    12. Chaudhri, Vivek, 1998. "Pricing and efficiency of a circulation industry: The case of newspapers," Information Economics and Policy, Elsevier, vol. 10(1), pages 59-76, March.
    Full references (including those not matched with items on IDEAS)

    Corrections

    All material on this site has been provided by the respective publishers and authors. You can help correct errors and omissions. When requesting a correction, please mention this item's handle: RePEc:inm:ormnsc:v:51:y:2005:i:10:p:1494-1504. See general information about how to correct material in RePEc.

    For technical questions regarding this item, or to correct its authors, title, abstract, bibliographic or download information, contact: (Mirko Janc). General contact details of provider: http://edirc.repec.org/data/inforea.html .

    If you have authored this item and are not yet registered with RePEc, we encourage you to do it here. This allows to link your profile to this item. It also allows you to accept potential citations to this item that we are uncertain about.

    If CitEc recognized a reference but did not link an item in RePEc to it, you can help with this form .

    If you know of missing items citing this one, you can help us creating those links by adding the relevant references in the same way as above, for each refering item. If you are a registered author of this item, you may also want to check the "citations" tab in your RePEc Author Service profile, as there may be some citations waiting for confirmation.

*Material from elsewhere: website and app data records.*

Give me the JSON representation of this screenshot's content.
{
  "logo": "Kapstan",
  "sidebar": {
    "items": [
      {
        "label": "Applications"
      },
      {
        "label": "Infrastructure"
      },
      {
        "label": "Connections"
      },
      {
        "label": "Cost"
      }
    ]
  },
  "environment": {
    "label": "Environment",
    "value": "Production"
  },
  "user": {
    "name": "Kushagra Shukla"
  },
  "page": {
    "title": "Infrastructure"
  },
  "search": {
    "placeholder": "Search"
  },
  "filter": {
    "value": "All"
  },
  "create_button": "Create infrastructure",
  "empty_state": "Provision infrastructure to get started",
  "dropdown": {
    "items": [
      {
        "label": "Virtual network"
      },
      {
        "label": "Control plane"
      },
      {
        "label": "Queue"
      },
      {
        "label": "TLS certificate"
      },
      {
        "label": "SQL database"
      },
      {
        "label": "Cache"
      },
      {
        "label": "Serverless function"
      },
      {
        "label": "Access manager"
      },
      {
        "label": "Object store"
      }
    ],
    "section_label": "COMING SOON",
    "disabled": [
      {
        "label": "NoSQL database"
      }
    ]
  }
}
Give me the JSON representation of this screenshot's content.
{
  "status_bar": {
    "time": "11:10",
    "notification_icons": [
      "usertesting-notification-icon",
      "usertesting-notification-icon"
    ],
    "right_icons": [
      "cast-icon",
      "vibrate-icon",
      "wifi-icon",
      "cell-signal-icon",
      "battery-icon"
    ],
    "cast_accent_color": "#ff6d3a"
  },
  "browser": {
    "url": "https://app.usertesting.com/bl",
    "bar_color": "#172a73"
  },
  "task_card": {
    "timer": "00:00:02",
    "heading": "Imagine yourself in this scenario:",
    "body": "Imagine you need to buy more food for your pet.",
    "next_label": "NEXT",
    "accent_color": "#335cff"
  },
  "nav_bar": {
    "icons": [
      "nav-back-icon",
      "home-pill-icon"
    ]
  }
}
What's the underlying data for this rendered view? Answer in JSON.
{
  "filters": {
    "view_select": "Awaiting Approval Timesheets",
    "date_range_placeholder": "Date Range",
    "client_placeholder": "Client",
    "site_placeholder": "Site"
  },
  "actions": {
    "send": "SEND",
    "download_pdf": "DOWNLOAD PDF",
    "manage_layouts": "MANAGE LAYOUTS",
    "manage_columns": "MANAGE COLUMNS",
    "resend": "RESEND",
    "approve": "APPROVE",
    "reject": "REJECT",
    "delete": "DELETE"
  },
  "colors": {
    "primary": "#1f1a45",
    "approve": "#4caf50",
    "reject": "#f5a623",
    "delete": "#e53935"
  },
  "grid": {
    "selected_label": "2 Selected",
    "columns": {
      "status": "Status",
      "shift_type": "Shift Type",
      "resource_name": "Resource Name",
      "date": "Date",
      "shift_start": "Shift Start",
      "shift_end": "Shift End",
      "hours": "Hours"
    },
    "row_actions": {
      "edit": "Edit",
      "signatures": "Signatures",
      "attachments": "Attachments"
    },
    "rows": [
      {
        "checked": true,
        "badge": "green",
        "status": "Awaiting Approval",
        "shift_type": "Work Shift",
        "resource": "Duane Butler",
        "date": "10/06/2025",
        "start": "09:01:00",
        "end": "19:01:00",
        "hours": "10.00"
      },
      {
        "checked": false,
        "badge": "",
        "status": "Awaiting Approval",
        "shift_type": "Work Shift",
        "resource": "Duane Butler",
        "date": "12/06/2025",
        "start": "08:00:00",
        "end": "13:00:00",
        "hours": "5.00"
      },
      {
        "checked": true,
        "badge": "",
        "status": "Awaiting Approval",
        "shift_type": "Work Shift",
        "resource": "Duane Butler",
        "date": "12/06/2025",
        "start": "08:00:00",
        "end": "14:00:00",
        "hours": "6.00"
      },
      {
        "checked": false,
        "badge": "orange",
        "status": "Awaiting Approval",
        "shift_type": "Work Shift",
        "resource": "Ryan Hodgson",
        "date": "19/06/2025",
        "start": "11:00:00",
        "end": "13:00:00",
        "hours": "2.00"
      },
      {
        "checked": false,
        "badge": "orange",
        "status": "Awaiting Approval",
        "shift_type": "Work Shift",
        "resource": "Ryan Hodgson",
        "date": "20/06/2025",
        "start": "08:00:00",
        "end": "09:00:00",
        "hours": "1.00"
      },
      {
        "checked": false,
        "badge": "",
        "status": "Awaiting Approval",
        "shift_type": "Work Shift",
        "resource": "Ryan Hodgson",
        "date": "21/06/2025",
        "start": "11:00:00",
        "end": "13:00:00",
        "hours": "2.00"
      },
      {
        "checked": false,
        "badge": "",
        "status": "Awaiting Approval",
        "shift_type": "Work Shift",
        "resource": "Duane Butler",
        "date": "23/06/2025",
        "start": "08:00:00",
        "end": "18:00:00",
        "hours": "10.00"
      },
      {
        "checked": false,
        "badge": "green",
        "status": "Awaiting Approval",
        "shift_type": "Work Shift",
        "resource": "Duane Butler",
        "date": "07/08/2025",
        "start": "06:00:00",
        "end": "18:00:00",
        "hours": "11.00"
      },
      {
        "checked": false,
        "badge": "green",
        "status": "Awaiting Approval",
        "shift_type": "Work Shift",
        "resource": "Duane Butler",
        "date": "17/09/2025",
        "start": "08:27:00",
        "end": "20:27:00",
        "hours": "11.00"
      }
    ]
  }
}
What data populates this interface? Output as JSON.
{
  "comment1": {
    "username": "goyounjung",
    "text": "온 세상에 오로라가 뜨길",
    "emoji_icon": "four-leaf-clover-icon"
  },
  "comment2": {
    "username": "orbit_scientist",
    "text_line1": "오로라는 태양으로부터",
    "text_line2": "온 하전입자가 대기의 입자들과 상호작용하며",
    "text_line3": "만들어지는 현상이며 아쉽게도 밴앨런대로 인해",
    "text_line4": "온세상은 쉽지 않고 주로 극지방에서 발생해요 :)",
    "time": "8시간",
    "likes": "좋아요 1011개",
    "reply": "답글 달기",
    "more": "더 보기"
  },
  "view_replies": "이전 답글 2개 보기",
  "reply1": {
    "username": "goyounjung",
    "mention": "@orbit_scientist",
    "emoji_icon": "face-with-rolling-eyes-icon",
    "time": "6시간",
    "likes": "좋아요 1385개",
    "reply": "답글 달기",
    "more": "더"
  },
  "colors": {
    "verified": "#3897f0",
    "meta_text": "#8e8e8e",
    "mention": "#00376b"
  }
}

    Please note that corrections may take a couple of weeks to filter through the various RePEc services.

    IDEAS is a RePEc service hosted by the Research Division of the Federal Reserve Bank of St. Louis . RePEc uses bibliographic data supplied by the respective publishers.